Many of us have been guilty of blog posts that lack substance, Facebook updates about our horrible day and website content that is garbage.
That is not the mark you want to leave on the internet! Start thinking of your website, blog, Twitter account and Facebook page as your own small media organisation, and only publish content worth contributing.
Don’t be afraid – this won’t hurt a bit
All those factors considered, I encourage you to take the leap – if you haven’t already.
Start a website with a blog, open that Facebook business page and make your solo-enterprise a leading publisher, commenter and contributor to the community. It’s a great way to market your business and network online with people that can help you or become your customers.
Flying Solo is a great place to start and from my experience is a very helpful and beneficial experience.
I’ll leave you with a quote from tattoo historian Vince Hemingson “A great tattoo is a statement, not a style. And getting it is a journey, not a destination.”

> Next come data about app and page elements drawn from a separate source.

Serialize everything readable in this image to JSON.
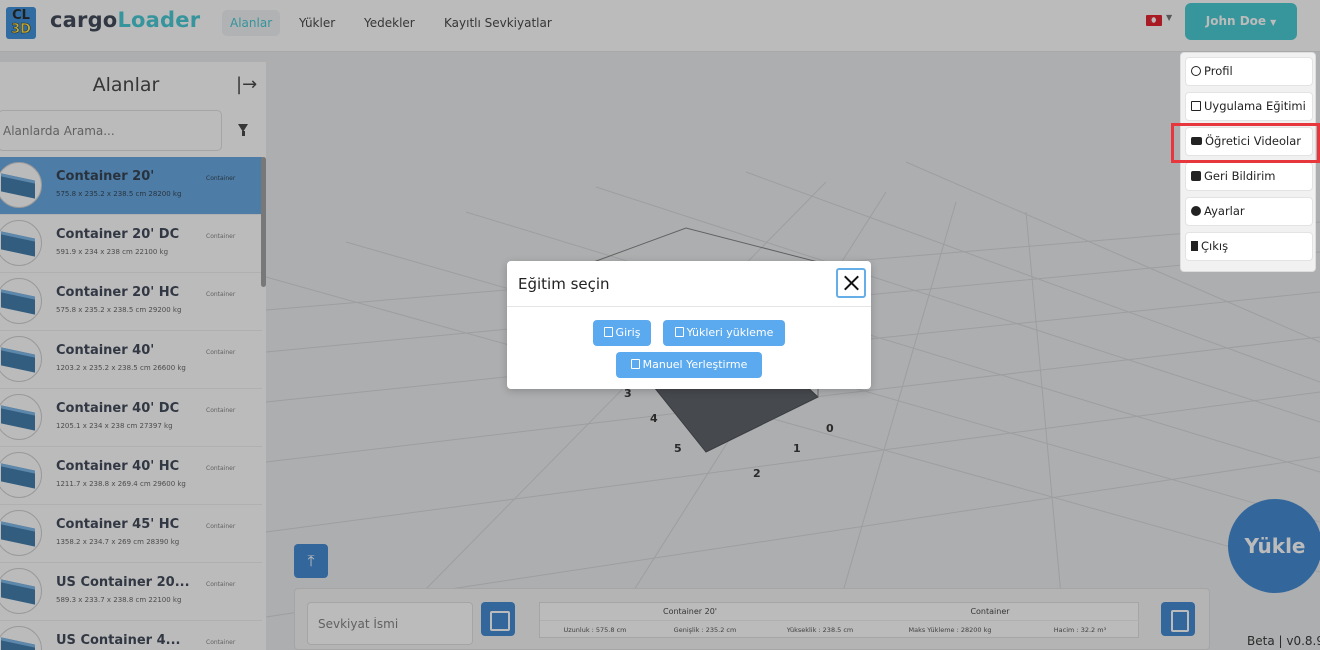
{
  "app": {
    "brand_part1": "cargo",
    "brand_part2": "Loader",
    "logo_line1": "CL",
    "logo_line2": "3D"
  },
  "nav": {
    "links": [
      {
        "label": "Alanlar",
        "active": true
      },
      {
        "label": "Yükler",
        "active": false
      },
      {
        "label": "Yedekler",
        "active": false
      },
      {
        "label": "Kayıtlı Sevkiyatlar",
        "active": false
      }
    ],
    "language_flag": "tr-flag-icon",
    "user_label": "John Doe"
  },
  "user_menu": {
    "items": [
      {
        "label": "Profil",
        "icon": "user-circle-icon"
      },
      {
        "label": "Uygulama Eğitimi",
        "icon": "book-icon"
      },
      {
        "label": "Öğretici Videolar",
        "icon": "youtube-icon"
      },
      {
        "label": "Geri Bildirim",
        "icon": "comment-icon"
      },
      {
        "label": "Ayarlar",
        "icon": "gear-icon"
      },
      {
        "label": "Çıkış",
        "icon": "door-icon"
      }
    ],
    "highlighted_item": "Öğretici Videolar"
  },
  "sidebar": {
    "title": "Alanlar",
    "search_placeholder": "Alanlarda Arama...",
    "items": [
      {
        "name": "Container 20'",
        "dims": "575.8 x 235.2 x 238.5 cm 28200 kg",
        "type": "Container",
        "selected": true
      },
      {
        "name": "Container 20' DC",
        "dims": "591.9 x 234 x 238 cm 22100 kg",
        "type": "Container",
        "selected": false
      },
      {
        "name": "Container 20' HC",
        "dims": "575.8 x 235.2 x 238.5 cm 29200 kg",
        "type": "Container",
        "selected": false
      },
      {
        "name": "Container 40'",
        "dims": "1203.2 x 235.2 x 238.5 cm 26600 kg",
        "type": "Container",
        "selected": false
      },
      {
        "name": "Container 40' DC",
        "dims": "1205.1 x 234 x 238 cm 27397 kg",
        "type": "Container",
        "selected": false
      },
      {
        "name": "Container 40' HC",
        "dims": "1211.7 x 238.8 x 269.4 cm 29600 kg",
        "type": "Container",
        "selected": false
      },
      {
        "name": "Container 45' HC",
        "dims": "1358.2 x 234.7 x 269 cm 28390 kg",
        "type": "Container",
        "selected": false
      },
      {
        "name": "US Container 20...",
        "dims": "589.3 x 233.7 x 238.8 cm 22100 kg",
        "type": "Container",
        "selected": false
      },
      {
        "name": "US Container 4...",
        "dims": "",
        "type": "Container",
        "selected": false
      }
    ]
  },
  "viewport": {
    "axis_labels": [
      "0",
      "1",
      "2",
      "3",
      "4",
      "5"
    ],
    "load_button": "Yükle"
  },
  "bottom_panel": {
    "shipment_name_placeholder": "Sevkiyat İsmi",
    "container_name": "Container 20'",
    "container_type": "Container",
    "specs": [
      "Uzunluk : 575.8 cm",
      "Genişlik : 235.2 cm",
      "Yükseklik : 238.5 cm",
      "Maks Yükleme : 28200 kg",
      "Hacim : 32.2 m³"
    ],
    "version": "Beta | v0.8.9"
  },
  "modal": {
    "title": "Eğitim seçin",
    "buttons": [
      "Giriş",
      "Yükleri yükleme",
      "Manuel Yerleştirme"
    ]
  }
}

Are you getting ink done? Tell us about your experiences with social media.